▶ WHAT YOU SHOULD DO
Only a number is wanted: how many lines in the records below contain "Journey"?

▶ AVAILABLE DATA
::::

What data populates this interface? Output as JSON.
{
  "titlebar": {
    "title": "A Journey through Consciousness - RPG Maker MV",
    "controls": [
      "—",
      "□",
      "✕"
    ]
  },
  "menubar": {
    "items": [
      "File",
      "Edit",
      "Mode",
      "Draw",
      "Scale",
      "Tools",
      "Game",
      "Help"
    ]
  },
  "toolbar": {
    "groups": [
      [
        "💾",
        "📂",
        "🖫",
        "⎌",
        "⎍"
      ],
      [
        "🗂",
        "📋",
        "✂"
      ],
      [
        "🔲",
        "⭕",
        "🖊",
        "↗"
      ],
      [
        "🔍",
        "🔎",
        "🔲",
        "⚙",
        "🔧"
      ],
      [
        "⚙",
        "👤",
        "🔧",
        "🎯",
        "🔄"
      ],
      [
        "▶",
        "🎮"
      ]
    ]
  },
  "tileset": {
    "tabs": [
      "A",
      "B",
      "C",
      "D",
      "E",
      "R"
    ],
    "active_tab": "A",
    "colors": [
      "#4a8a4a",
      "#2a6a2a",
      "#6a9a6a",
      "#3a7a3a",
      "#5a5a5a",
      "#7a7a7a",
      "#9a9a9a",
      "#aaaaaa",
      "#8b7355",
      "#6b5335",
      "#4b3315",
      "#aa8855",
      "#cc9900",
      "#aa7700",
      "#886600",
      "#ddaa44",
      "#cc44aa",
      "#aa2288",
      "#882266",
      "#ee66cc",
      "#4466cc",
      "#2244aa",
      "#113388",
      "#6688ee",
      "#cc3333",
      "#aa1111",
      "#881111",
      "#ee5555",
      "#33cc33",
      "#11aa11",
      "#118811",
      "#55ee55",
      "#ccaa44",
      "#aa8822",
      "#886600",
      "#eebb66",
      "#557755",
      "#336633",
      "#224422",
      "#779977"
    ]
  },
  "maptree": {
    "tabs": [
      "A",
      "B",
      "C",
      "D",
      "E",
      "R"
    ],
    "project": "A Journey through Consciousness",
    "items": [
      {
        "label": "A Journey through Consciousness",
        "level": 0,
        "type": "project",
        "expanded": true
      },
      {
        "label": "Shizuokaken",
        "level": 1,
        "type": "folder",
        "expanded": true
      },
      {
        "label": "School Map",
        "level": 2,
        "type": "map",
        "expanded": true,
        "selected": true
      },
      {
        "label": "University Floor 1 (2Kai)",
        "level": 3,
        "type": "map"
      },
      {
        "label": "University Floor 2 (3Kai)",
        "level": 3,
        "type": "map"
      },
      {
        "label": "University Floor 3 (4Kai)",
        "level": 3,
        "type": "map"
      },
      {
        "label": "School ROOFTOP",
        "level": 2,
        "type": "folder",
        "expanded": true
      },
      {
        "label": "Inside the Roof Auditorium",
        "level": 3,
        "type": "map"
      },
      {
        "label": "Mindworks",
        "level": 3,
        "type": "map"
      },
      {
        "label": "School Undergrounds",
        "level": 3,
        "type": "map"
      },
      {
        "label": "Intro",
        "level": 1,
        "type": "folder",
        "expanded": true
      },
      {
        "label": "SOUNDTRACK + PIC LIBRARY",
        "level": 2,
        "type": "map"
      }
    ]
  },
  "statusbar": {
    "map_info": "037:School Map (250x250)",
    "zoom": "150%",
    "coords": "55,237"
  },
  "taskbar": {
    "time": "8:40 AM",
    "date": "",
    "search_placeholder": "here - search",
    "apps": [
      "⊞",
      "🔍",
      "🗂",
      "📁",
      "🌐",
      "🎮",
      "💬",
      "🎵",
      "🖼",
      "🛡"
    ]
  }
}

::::

▶ COMPLETED TASK
3